  • 3D object scene spatial filtering (remove areas that intersect sketched polygons)

Most layers in a web scene will work with the scene viewer, except for point scene layers, point cloud scene layers, and feature layers as these are not currently supported in the ArcGIS Maps SDK for Unity.

The following video demonstrates how the app works with a VR headset.

Although the Scene Viewer VR app will work without a VR headset, I recommend you use one so you have the full immersive experience of being inside your web scene. Using a headset is especially useful for exploring a virtual globe at a scale of your choice. For example, the following screenshot shows how a scaled down model of Vancouver looks in the app.

A screen capture of a web scene of Vancouver, with large 3D models of the VR controllers hovering over the city to show scale.

View of a scaled down Vancouver model
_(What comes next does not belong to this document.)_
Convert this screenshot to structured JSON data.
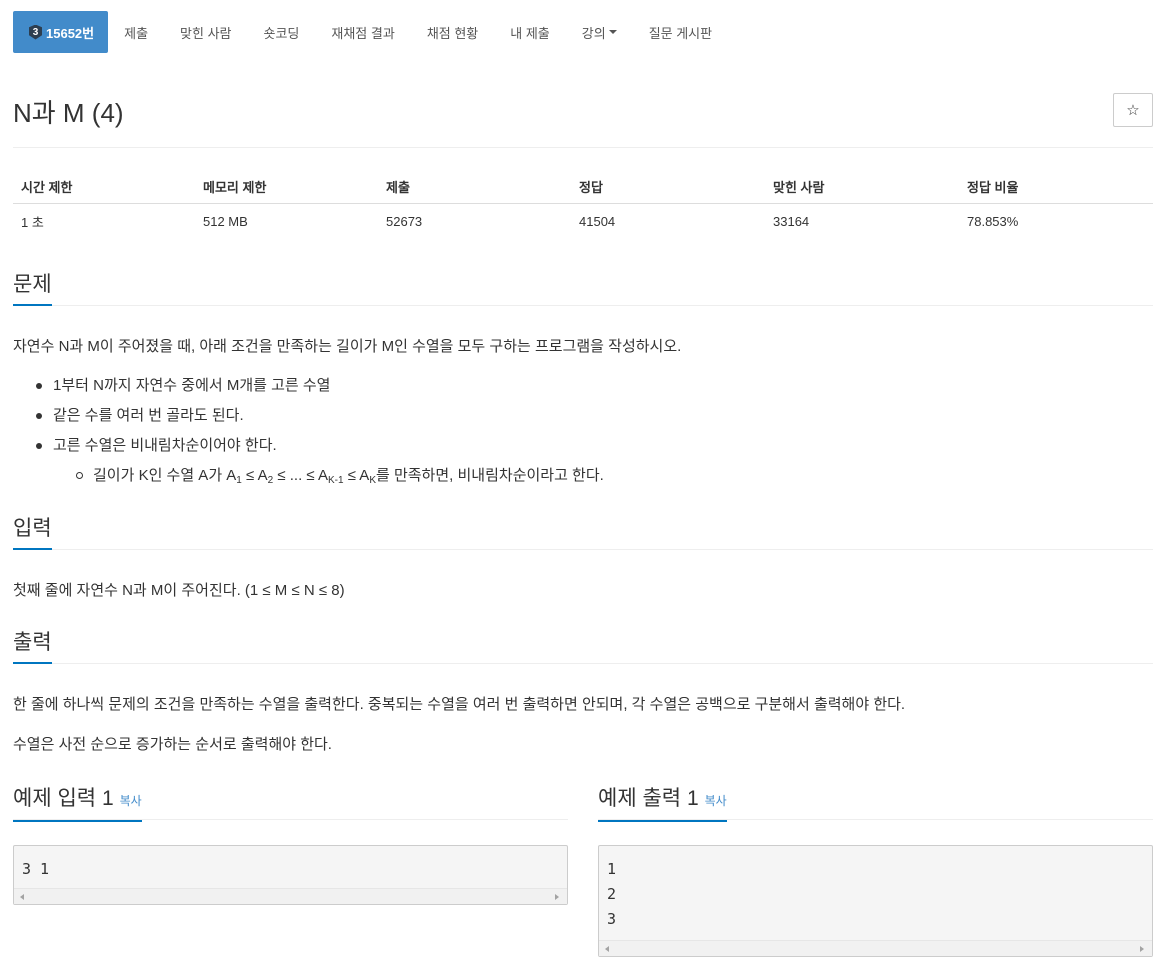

To try the app today, you can visit the Scene Viewer VR page in GitHub to view the documentation and download the Scene Viewer VR for Windows. Several public web scenes are included with the app and the documentation shows how to add additional web scenes you have found or created on ArcGIS Online.

About the Author

Michael Luubert is a software developer in the Education and Research department at Esri Canada. He undertakes research in 3D GIS, including developing web apps with the ArcGIS API for JavaScript and using ArcGIS CityEngine and game engines to create immersive urban and campus simulations. Michael graduated from the University of Waterloo with a Bachelor of Computer Science, a Minor in Geography and Environmental Management and a Diploma of Excellence in GIS. He enjoys playing soccer and ultimate frisbee.